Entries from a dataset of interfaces
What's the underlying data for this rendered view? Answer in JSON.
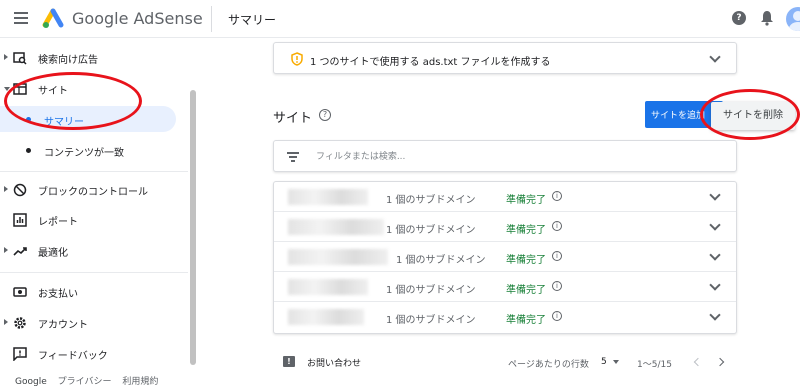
{
  "header": {
    "app_name_google": "Google",
    "app_name_product": "AdSense",
    "page_title": "サマリー"
  },
  "sidebar": {
    "items": [
      {
        "label": "検索向け広告",
        "icon": "search-ads-icon",
        "expandable": true
      },
      {
        "label": "サイト",
        "icon": "web-icon",
        "expanded": true
      },
      {
        "label": "サマリー",
        "active": true
      },
      {
        "label": "コンテンツが一致"
      },
      {
        "label": "ブロックのコントロール",
        "icon": "block-icon",
        "expandable": true
      },
      {
        "label": "レポート",
        "icon": "reports-icon"
      },
      {
        "label": "最適化",
        "icon": "trending-icon",
        "expandable": true
      },
      {
        "label": "お支払い",
        "icon": "payments-icon"
      },
      {
        "label": "アカウント",
        "icon": "gear-icon",
        "expandable": true
      },
      {
        "label": "フィードバック",
        "icon": "feedback-icon"
      }
    ],
    "footer": {
      "google": "Google",
      "privacy": "プライバシー",
      "terms": "利用規約"
    }
  },
  "main": {
    "ads_notice": "1 つのサイトで使用する ads.txt ファイルを作成する",
    "sites_title": "サイト",
    "add_site_button": "サイトを追加",
    "delete_site_button": "サイトを削除",
    "filter_placeholder": "フィルタまたは検索...",
    "rows": [
      {
        "subdomains": "1 個のサブドメイン",
        "status": "準備完了"
      },
      {
        "subdomains": "1 個のサブドメイン",
        "status": "準備完了"
      },
      {
        "subdomains": "1 個のサブドメイン",
        "status": "準備完了"
      },
      {
        "subdomains": "1 個のサブドメイン",
        "status": "準備完了"
      },
      {
        "subdomains": "1 個のサブドメイン",
        "status": "準備完了"
      }
    ],
    "footer": {
      "contact": "お問い合わせ",
      "rows_per_page_label": "ページあたりの行数",
      "rows_per_page_value": "5",
      "range": "1～5/15"
    }
  },
  "colors": {
    "accent_blue": "#1a73e8",
    "status_green": "#188038",
    "annotation_red": "#e8131b"
  }
}
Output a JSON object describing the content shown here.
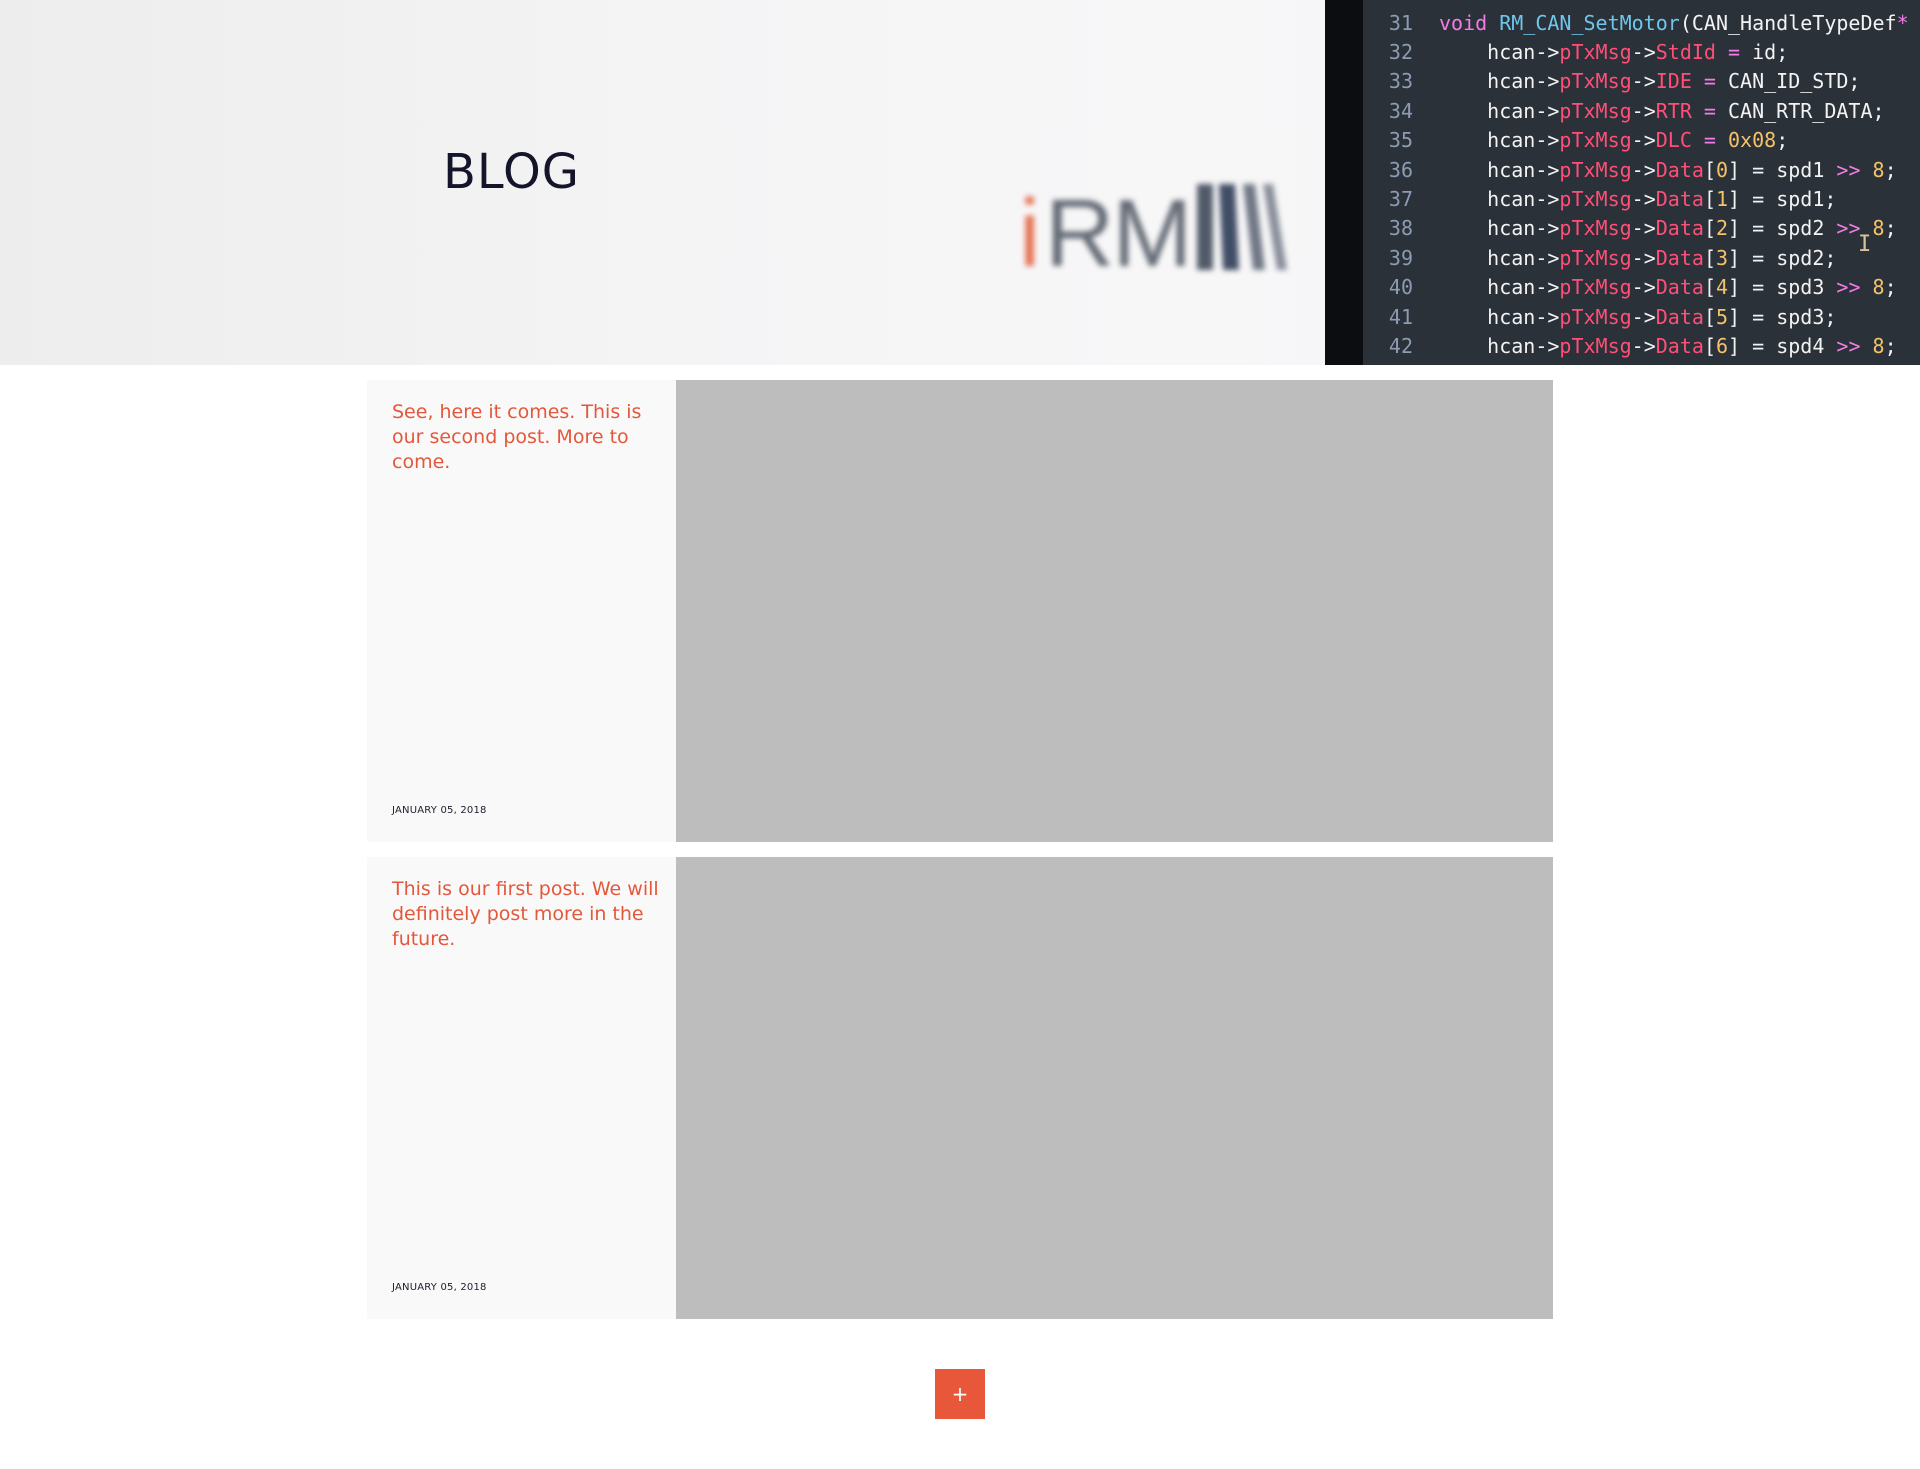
{
  "hero": {
    "title": "BLOG",
    "logo": {
      "i_text": "i",
      "rm_text": "RM",
      "bar_colors": [
        "#404a5a",
        "#2d3b57",
        "#626a78",
        "#7c8390"
      ]
    },
    "code": [
      {
        "n": "31",
        "tokens": [
          {
            "t": "void ",
            "c": "k"
          },
          {
            "t": "RM_CAN_SetMotor",
            "c": "fn"
          },
          {
            "t": "(CAN_HandleTypeDef",
            "c": ""
          },
          {
            "t": "*",
            "c": "k"
          }
        ]
      },
      {
        "n": "32",
        "tokens": [
          {
            "t": "    hcan->",
            "c": ""
          },
          {
            "t": "pTxMsg",
            "c": "pr"
          },
          {
            "t": "->",
            "c": ""
          },
          {
            "t": "StdId",
            "c": "pr"
          },
          {
            "t": " = ",
            "c": "op"
          },
          {
            "t": "id;",
            "c": ""
          }
        ]
      },
      {
        "n": "33",
        "tokens": [
          {
            "t": "    hcan->",
            "c": ""
          },
          {
            "t": "pTxMsg",
            "c": "pr"
          },
          {
            "t": "->",
            "c": ""
          },
          {
            "t": "IDE",
            "c": "pr"
          },
          {
            "t": " = ",
            "c": "op"
          },
          {
            "t": "CAN_ID_STD;",
            "c": ""
          }
        ]
      },
      {
        "n": "34",
        "tokens": [
          {
            "t": "    hcan->",
            "c": ""
          },
          {
            "t": "pTxMsg",
            "c": "pr"
          },
          {
            "t": "->",
            "c": ""
          },
          {
            "t": "RTR",
            "c": "pr"
          },
          {
            "t": " = ",
            "c": "op"
          },
          {
            "t": "CAN_RTR_DATA;",
            "c": ""
          }
        ]
      },
      {
        "n": "35",
        "tokens": [
          {
            "t": "    hcan->",
            "c": ""
          },
          {
            "t": "pTxMsg",
            "c": "pr"
          },
          {
            "t": "->",
            "c": ""
          },
          {
            "t": "DLC",
            "c": "pr"
          },
          {
            "t": " = ",
            "c": "op"
          },
          {
            "t": "0x08",
            "c": "nm"
          },
          {
            "t": ";",
            "c": ""
          }
        ]
      },
      {
        "n": "36",
        "tokens": [
          {
            "t": "    hcan->",
            "c": ""
          },
          {
            "t": "pTxMsg",
            "c": "pr"
          },
          {
            "t": "->",
            "c": ""
          },
          {
            "t": "Data",
            "c": "pr"
          },
          {
            "t": "[",
            "c": ""
          },
          {
            "t": "0",
            "c": "nm"
          },
          {
            "t": "] = spd1 ",
            "c": ""
          },
          {
            "t": ">>",
            "c": "op"
          },
          {
            "t": " 8",
            "c": "nm"
          },
          {
            "t": ";",
            "c": ""
          }
        ]
      },
      {
        "n": "37",
        "tokens": [
          {
            "t": "    hcan->",
            "c": ""
          },
          {
            "t": "pTxMsg",
            "c": "pr"
          },
          {
            "t": "->",
            "c": ""
          },
          {
            "t": "Data",
            "c": "pr"
          },
          {
            "t": "[",
            "c": ""
          },
          {
            "t": "1",
            "c": "nm"
          },
          {
            "t": "] = spd1;",
            "c": ""
          }
        ]
      },
      {
        "n": "38",
        "tokens": [
          {
            "t": "    hcan->",
            "c": ""
          },
          {
            "t": "pTxMsg",
            "c": "pr"
          },
          {
            "t": "->",
            "c": ""
          },
          {
            "t": "Data",
            "c": "pr"
          },
          {
            "t": "[",
            "c": ""
          },
          {
            "t": "2",
            "c": "nm"
          },
          {
            "t": "] = spd2 ",
            "c": ""
          },
          {
            "t": ">>",
            "c": "op"
          },
          {
            "t": " 8",
            "c": "nm"
          },
          {
            "t": ";",
            "c": ""
          }
        ]
      },
      {
        "n": "39",
        "tokens": [
          {
            "t": "    hcan->",
            "c": ""
          },
          {
            "t": "pTxMsg",
            "c": "pr"
          },
          {
            "t": "->",
            "c": ""
          },
          {
            "t": "Data",
            "c": "pr"
          },
          {
            "t": "[",
            "c": ""
          },
          {
            "t": "3",
            "c": "nm"
          },
          {
            "t": "] = spd2;",
            "c": ""
          }
        ]
      },
      {
        "n": "40",
        "tokens": [
          {
            "t": "    hcan->",
            "c": ""
          },
          {
            "t": "pTxMsg",
            "c": "pr"
          },
          {
            "t": "->",
            "c": ""
          },
          {
            "t": "Data",
            "c": "pr"
          },
          {
            "t": "[",
            "c": ""
          },
          {
            "t": "4",
            "c": "nm"
          },
          {
            "t": "] = spd3 ",
            "c": ""
          },
          {
            "t": ">>",
            "c": "op"
          },
          {
            "t": " 8",
            "c": "nm"
          },
          {
            "t": ";",
            "c": ""
          }
        ]
      },
      {
        "n": "41",
        "tokens": [
          {
            "t": "    hcan->",
            "c": ""
          },
          {
            "t": "pTxMsg",
            "c": "pr"
          },
          {
            "t": "->",
            "c": ""
          },
          {
            "t": "Data",
            "c": "pr"
          },
          {
            "t": "[",
            "c": ""
          },
          {
            "t": "5",
            "c": "nm"
          },
          {
            "t": "] = spd3;",
            "c": ""
          }
        ]
      },
      {
        "n": "42",
        "tokens": [
          {
            "t": "    hcan->",
            "c": ""
          },
          {
            "t": "pTxMsg",
            "c": "pr"
          },
          {
            "t": "->",
            "c": ""
          },
          {
            "t": "Data",
            "c": "pr"
          },
          {
            "t": "[",
            "c": ""
          },
          {
            "t": "6",
            "c": "nm"
          },
          {
            "t": "] = spd4 ",
            "c": ""
          },
          {
            "t": ">>",
            "c": "op"
          },
          {
            "t": " 8",
            "c": "nm"
          },
          {
            "t": ";",
            "c": ""
          }
        ]
      }
    ],
    "text_cursor_icon": "text-cursor-icon",
    "text_cursor_glyph": "I"
  },
  "posts": [
    {
      "title": "See, here it comes. This is our second post. More to come.",
      "date": "JANUARY 05, 2018",
      "image_color": "#bdbdbd"
    },
    {
      "title": "This is our first post. We will definitely post more in the future.",
      "date": "JANUARY 05, 2018",
      "image_color": "#bdbdbd"
    }
  ],
  "load_more": {
    "label": "+",
    "icon": "plus-icon",
    "color": "#e8573a"
  },
  "colors": {
    "accent": "#e4573a",
    "title": "#14142b",
    "card_bg": "#f9f9f9",
    "image_placeholder": "#bdbdbd"
  }
}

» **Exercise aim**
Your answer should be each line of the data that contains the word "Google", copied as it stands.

» **Solved problem**
    "app_name_google": "Google",
      "google": "Google",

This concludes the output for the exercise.